But I also feel worried. My personal goal is to use this worry as a motivation for action and NOT as a road block leading to indecision.
Here are some things I’ve done in the past to come to the final choice.
1) I review the job description and compare it to what I’ve learned about the candidate finalists.
2) I invite both candidates back for a second (or third) interview; sometimes that interview has included lunch. I include other team members so they can get to know the candidates and provide input.
3) I ask candidates to complete skills assessments and DISC and PIAV (work behavior and motivations assessments), if they haven’t already done so. And I compare their results to the benchmarks I have in place. I also talk to the candidate about their results. It can be very revealing to get the candidates own feedback on the accuracy of the assessment.
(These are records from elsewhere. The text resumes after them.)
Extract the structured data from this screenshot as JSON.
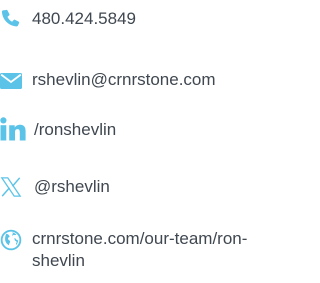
{
  "contact": {
    "phone": "480.424.5849",
    "email": "rshevlin@crnrstone.com",
    "linkedin": "/ronshevlin",
    "x_handle": "@rshevlin",
    "website": "crnrstone.com/our-team/ron-shevlin"
  },
  "icons": {
    "phone": "phone-icon",
    "email": "envelope-icon",
    "linkedin": "linkedin-icon",
    "x": "x-logo-icon",
    "website": "globe-icon"
  },
  "colors": {
    "accent": "#5cc3e8",
    "text": "#3f4750"
  }
}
4) I call references, do background checks, Google the candidates, and look at their blogs and LinkedIn profile.
Here are some questions I ask myself and my staff, to help come to a final decision.
1) Whose work experience and past duties is the best match for the job we have outlined?
2) Are there any red flags in the behavior assessments or the reference checks etc?
3) Who brings additional skills or knowledge that we don’t already have?
4) Who is going to get along best with the team? Learn quickly? Speak up? Ask questions? Has the most potential in the future?
In the end, I go with my gut. Because I followed a process to identify the finalists, I’m confident both candidates can be successful on the job. I make a decision and extend a job offer. If I can’t come to an agreement with the first candidate, I have a hot standby and another opportunity.
Last but definitely not least: I don’t want to leave candidates waiting a long time for a decision – because the best people get other job offers.
Once the new person starts, I set up a short time horizon for the new employee’s initial review so that I can catch any issues early in the employment relationship.